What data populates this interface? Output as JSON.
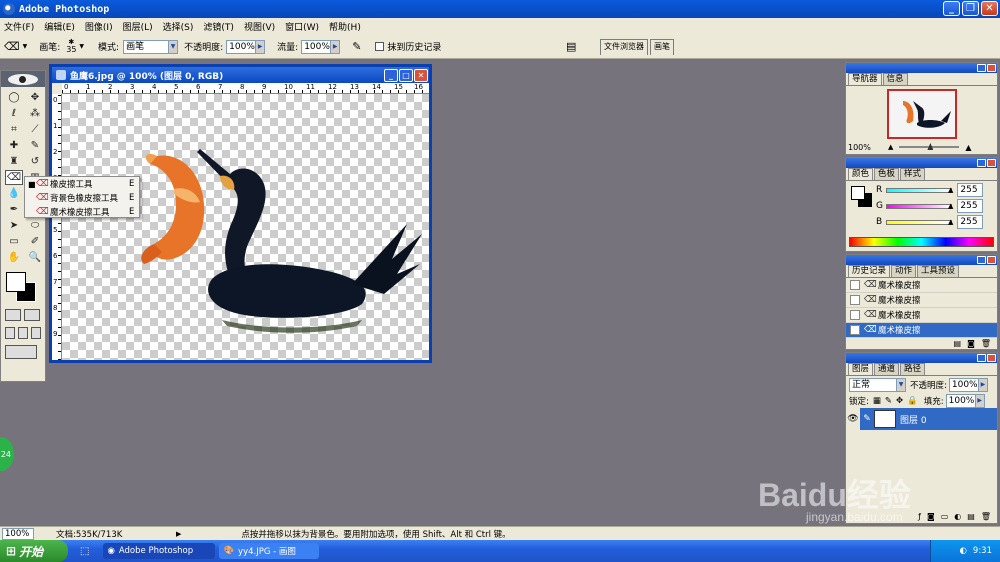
{
  "app": {
    "title": "Adobe Photoshop"
  },
  "window_buttons": {
    "min": "_",
    "max": "❐",
    "close": "✕"
  },
  "menu": [
    "文件(F)",
    "编辑(E)",
    "图像(I)",
    "图层(L)",
    "选择(S)",
    "滤镜(T)",
    "视图(V)",
    "窗口(W)",
    "帮助(H)"
  ],
  "options": {
    "brush_label": "画笔:",
    "brush_size": "35",
    "mode_label": "模式:",
    "mode_value": "画笔",
    "opacity_label": "不透明度:",
    "opacity_value": "100%",
    "flow_label": "流量:",
    "flow_value": "100%",
    "erase_history_label": "抹到历史记录",
    "well_tabs": [
      "文件浏览器",
      "画笔"
    ]
  },
  "flyout": {
    "items": [
      {
        "label": "橡皮擦工具",
        "key": "E",
        "selected": true
      },
      {
        "label": "背景色橡皮擦工具",
        "key": "E",
        "selected": false
      },
      {
        "label": "魔术橡皮擦工具",
        "key": "E",
        "selected": false
      }
    ]
  },
  "document": {
    "title": "鱼鹰6.jpg @ 100% (图层 0, RGB)",
    "ruler_top": [
      "0",
      "1",
      "2",
      "3",
      "4",
      "5",
      "6",
      "7",
      "8",
      "9",
      "10",
      "11",
      "12",
      "13",
      "14",
      "15",
      "16"
    ],
    "ruler_left": [
      "0",
      "1",
      "2",
      "3",
      "4",
      "5",
      "6",
      "7",
      "8",
      "9"
    ]
  },
  "navigator": {
    "tabs": [
      "导航器",
      "信息"
    ],
    "zoom": "100%"
  },
  "color": {
    "tabs": [
      "颜色",
      "色板",
      "样式"
    ],
    "channels": [
      {
        "name": "R",
        "value": "255",
        "color": "#00c0c0"
      },
      {
        "name": "G",
        "value": "255",
        "color": "#c000c0"
      },
      {
        "name": "B",
        "value": "255",
        "color": "#c0c000"
      }
    ]
  },
  "history": {
    "tabs": [
      "历史记录",
      "动作",
      "工具预设"
    ],
    "items": [
      {
        "label": "魔术橡皮擦",
        "selected": false
      },
      {
        "label": "魔术橡皮擦",
        "selected": false
      },
      {
        "label": "魔术橡皮擦",
        "selected": false
      },
      {
        "label": "魔术橡皮擦",
        "selected": true
      }
    ]
  },
  "layers": {
    "tabs": [
      "图层",
      "通道",
      "路径"
    ],
    "blend_mode": "正常",
    "opacity_label": "不透明度:",
    "opacity_value": "100%",
    "lock_label": "锁定:",
    "fill_label": "填充:",
    "fill_value": "100%",
    "layer_name": "图层 0"
  },
  "status": {
    "zoom": "100%",
    "doc_info": "文档:535K/713K",
    "hint": "点按并拖移以抹为背景色。要用附加选项，使用 Shift、Alt 和 Ctrl 键。"
  },
  "taskbar": {
    "start": "开始",
    "tasks": [
      "Adobe Photoshop",
      "yy4.JPG - 画图"
    ],
    "clock": "9:31"
  },
  "watermark": {
    "main": "Baidu经验",
    "sub": "jingyan.baidu.com"
  },
  "badge": "24"
}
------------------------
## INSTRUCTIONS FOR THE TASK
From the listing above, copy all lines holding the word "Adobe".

## YOUR RESPONSE
    "title": "Adobe Photoshop"
      "Adobe Photoshop",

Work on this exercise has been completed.